Reproduce the listing that follows so that each line matches the original exactly.

##############################

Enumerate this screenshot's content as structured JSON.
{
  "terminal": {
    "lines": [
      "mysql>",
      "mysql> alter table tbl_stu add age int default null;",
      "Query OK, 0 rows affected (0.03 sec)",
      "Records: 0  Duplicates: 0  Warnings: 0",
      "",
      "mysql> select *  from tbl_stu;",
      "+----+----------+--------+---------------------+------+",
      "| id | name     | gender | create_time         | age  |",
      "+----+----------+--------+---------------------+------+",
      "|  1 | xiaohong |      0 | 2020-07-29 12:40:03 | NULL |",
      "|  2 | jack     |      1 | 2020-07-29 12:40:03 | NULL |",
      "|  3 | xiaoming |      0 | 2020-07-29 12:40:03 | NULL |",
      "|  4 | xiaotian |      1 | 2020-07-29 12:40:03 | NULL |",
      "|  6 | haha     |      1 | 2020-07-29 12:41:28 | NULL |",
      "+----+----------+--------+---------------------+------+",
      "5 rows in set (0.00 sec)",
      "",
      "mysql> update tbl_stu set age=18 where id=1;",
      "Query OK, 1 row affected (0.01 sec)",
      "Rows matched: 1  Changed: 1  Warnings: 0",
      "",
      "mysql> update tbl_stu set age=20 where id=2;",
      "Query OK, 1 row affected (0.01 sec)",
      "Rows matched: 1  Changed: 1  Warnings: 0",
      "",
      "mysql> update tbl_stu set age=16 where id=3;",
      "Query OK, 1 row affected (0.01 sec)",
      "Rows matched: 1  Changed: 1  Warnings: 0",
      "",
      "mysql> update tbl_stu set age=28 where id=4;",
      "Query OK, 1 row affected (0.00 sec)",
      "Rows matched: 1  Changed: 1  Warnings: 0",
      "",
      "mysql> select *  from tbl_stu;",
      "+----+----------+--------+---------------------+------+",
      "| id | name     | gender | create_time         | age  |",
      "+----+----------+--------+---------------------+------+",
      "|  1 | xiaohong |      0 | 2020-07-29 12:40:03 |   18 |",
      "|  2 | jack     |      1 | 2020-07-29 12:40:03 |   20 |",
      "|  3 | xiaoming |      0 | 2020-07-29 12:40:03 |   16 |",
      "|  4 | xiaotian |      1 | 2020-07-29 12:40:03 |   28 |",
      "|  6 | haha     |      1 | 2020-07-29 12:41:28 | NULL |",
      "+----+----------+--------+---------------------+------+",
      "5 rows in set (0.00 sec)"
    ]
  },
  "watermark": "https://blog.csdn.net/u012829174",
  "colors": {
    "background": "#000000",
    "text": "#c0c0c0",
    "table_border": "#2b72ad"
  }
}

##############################

* Response:
Enumerate this screenshot's content as structured JSON.
{
  "terminal": {
    "lines": [
      "mysql>",
      "mysql> alter table tbl_stu add age int default null;",
      "Query OK, 0 rows affected (0.03 sec)",
      "Records: 0  Duplicates: 0  Warnings: 0",
      "",
      "mysql> select *  from tbl_stu;",
      "+----+----------+--------+---------------------+------+",
      "| id | name     | gender | create_time         | age  |",
      "+----+----------+--------+---------------------+------+",
      "|  1 | xiaohong |      0 | 2020-07-29 12:40:03 | NULL |",
      "|  2 | jack     |      1 | 2020-07-29 12:40:03 | NULL |",
      "|  3 | xiaoming |      0 | 2020-07-29 12:40:03 | NULL |",
      "|  4 | xiaotian |      1 | 2020-07-29 12:40:03 | NULL |",
      "|  6 | haha     |      1 | 2020-07-29 12:41:28 | NULL |",
      "+----+----------+--------+---------------------+------+",
      "5 rows in set (0.00 sec)",
      "",
      "mysql> update tbl_stu set age=18 where id=1;",
      "Query OK, 1 row affected (0.01 sec)",
      "Rows matched: 1  Changed: 1  Warnings: 0",
      "",
      "mysql> update tbl_stu set age=20 where id=2;",
      "Query OK, 1 row affected (0.01 sec)",
      "Rows matched: 1  Changed: 1  Warnings: 0",
      "",
      "mysql> update tbl_stu set age=16 where id=3;",
      "Query OK, 1 row affected (0.01 sec)",
      "Rows matched: 1  Changed: 1  Warnings: 0",
      "",
      "mysql> update tbl_stu set age=28 where id=4;",
      "Query OK, 1 row affected (0.00 sec)",
      "Rows matched: 1  Changed: 1  Warnings: 0",
      "",
      "mysql> select *  from tbl_stu;",
      "+----+----------+--------+---------------------+------+",
      "| id | name     | gender | create_time         | age  |",
      "+----+----------+--------+---------------------+------+",
      "|  1 | xiaohong |      0 | 2020-07-29 12:40:03 |   18 |",
      "|  2 | jack     |      1 | 2020-07-29 12:40:03 |   20 |",
      "|  3 | xiaoming |      0 | 2020-07-29 12:40:03 |   16 |",
      "|  4 | xiaotian |      1 | 2020-07-29 12:40:03 |   28 |",
      "|  6 | haha     |      1 | 2020-07-29 12:41:28 | NULL |",
      "+----+----------+--------+---------------------+------+",
      "5 rows in set (0.00 sec)"
    ]
  },
  "watermark": "https://blog.csdn.net/u012829174",
  "colors": {
    "background": "#000000",
    "text": "#c0c0c0",
    "table_border": "#2b72ad"
  }
}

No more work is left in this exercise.